*** Supplied material Section Begins ***
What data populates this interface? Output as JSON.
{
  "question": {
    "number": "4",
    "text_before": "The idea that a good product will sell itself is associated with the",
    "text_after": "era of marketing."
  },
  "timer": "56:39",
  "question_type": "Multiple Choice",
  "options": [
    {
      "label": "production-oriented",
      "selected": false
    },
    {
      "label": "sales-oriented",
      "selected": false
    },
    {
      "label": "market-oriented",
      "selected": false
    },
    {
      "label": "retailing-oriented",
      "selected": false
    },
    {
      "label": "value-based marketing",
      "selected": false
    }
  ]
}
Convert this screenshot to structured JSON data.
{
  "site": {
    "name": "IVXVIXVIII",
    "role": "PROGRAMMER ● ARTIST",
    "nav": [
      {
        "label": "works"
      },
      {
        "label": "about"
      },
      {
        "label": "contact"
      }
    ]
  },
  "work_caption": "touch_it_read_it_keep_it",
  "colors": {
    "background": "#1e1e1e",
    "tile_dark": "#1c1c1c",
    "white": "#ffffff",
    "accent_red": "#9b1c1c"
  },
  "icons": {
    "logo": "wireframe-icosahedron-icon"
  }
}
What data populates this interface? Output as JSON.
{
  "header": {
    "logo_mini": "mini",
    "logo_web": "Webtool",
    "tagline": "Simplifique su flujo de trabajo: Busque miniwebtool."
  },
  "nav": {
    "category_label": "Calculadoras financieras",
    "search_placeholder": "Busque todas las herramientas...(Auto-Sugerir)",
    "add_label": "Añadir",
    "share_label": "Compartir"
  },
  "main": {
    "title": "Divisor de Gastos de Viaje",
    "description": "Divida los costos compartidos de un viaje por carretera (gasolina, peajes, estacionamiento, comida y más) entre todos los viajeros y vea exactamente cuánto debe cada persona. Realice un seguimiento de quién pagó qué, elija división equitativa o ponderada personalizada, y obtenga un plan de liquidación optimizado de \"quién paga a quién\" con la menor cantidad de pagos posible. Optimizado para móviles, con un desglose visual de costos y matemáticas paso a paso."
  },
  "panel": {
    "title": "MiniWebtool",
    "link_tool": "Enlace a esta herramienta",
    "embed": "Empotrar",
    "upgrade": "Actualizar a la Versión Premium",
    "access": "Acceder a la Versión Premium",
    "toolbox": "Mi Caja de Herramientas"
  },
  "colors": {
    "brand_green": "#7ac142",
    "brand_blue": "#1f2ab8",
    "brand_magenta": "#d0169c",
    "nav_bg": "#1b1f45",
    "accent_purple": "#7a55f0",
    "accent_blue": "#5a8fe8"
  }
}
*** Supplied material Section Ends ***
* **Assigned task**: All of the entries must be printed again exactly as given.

* **Solution to this task**:
What data populates this interface? Output as JSON.
{
  "question": {
    "number": "4",
    "text_before": "The idea that a good product will sell itself is associated with the",
    "text_after": "era of marketing."
  },
  "timer": "56:39",
  "question_type": "Multiple Choice",
  "options": [
    {
      "label": "production-oriented",
      "selected": false
    },
    {
      "label": "sales-oriented",
      "selected": false
    },
    {
      "label": "market-oriented",
      "selected": false
    },
    {
      "label": "retailing-oriented",
      "selected": false
    },
    {
      "label": "value-based marketing",
      "selected": false
    }
  ]
}
Convert this screenshot to structured JSON data.
{
  "site": {
    "name": "IVXVIXVIII",
    "role": "PROGRAMMER ● ARTIST",
    "nav": [
      {
        "label": "works"
      },
      {
        "label": "about"
      },
      {
        "label": "contact"
      }
    ]
  },
  "work_caption": "touch_it_read_it_keep_it",
  "colors": {
    "background": "#1e1e1e",
    "tile_dark": "#1c1c1c",
    "white": "#ffffff",
    "accent_red": "#9b1c1c"
  },
  "icons": {
    "logo": "wireframe-icosahedron-icon"
  }
}
What data populates this interface? Output as JSON.
{
  "header": {
    "logo_mini": "mini",
    "logo_web": "Webtool",
    "tagline": "Simplifique su flujo de trabajo: Busque miniwebtool."
  },
  "nav": {
    "category_label": "Calculadoras financieras",
    "search_placeholder": "Busque todas las herramientas...(Auto-Sugerir)",
    "add_label": "Añadir",
    "share_label": "Compartir"
  },
  "main": {
    "title": "Divisor de Gastos de Viaje",
    "description": "Divida los costos compartidos de un viaje por carretera (gasolina, peajes, estacionamiento, comida y más) entre todos los viajeros y vea exactamente cuánto debe cada persona. Realice un seguimiento de quién pagó qué, elija división equitativa o ponderada personalizada, y obtenga un plan de liquidación optimizado de \"quién paga a quién\" con la menor cantidad de pagos posible. Optimizado para móviles, con un desglose visual de costos y matemáticas paso a paso."
  },
  "panel": {
    "title": "MiniWebtool",
    "link_tool": "Enlace a esta herramienta",
    "embed": "Empotrar",
    "upgrade": "Actualizar a la Versión Premium",
    "access": "Acceder a la Versión Premium",
    "toolbox": "Mi Caja de Herramientas"
  },
  "colors": {
    "brand_green": "#7ac142",
    "brand_blue": "#1f2ab8",
    "brand_magenta": "#d0169c",
    "nav_bg": "#1b1f45",
    "accent_purple": "#7a55f0",
    "accent_blue": "#5a8fe8"
  }
}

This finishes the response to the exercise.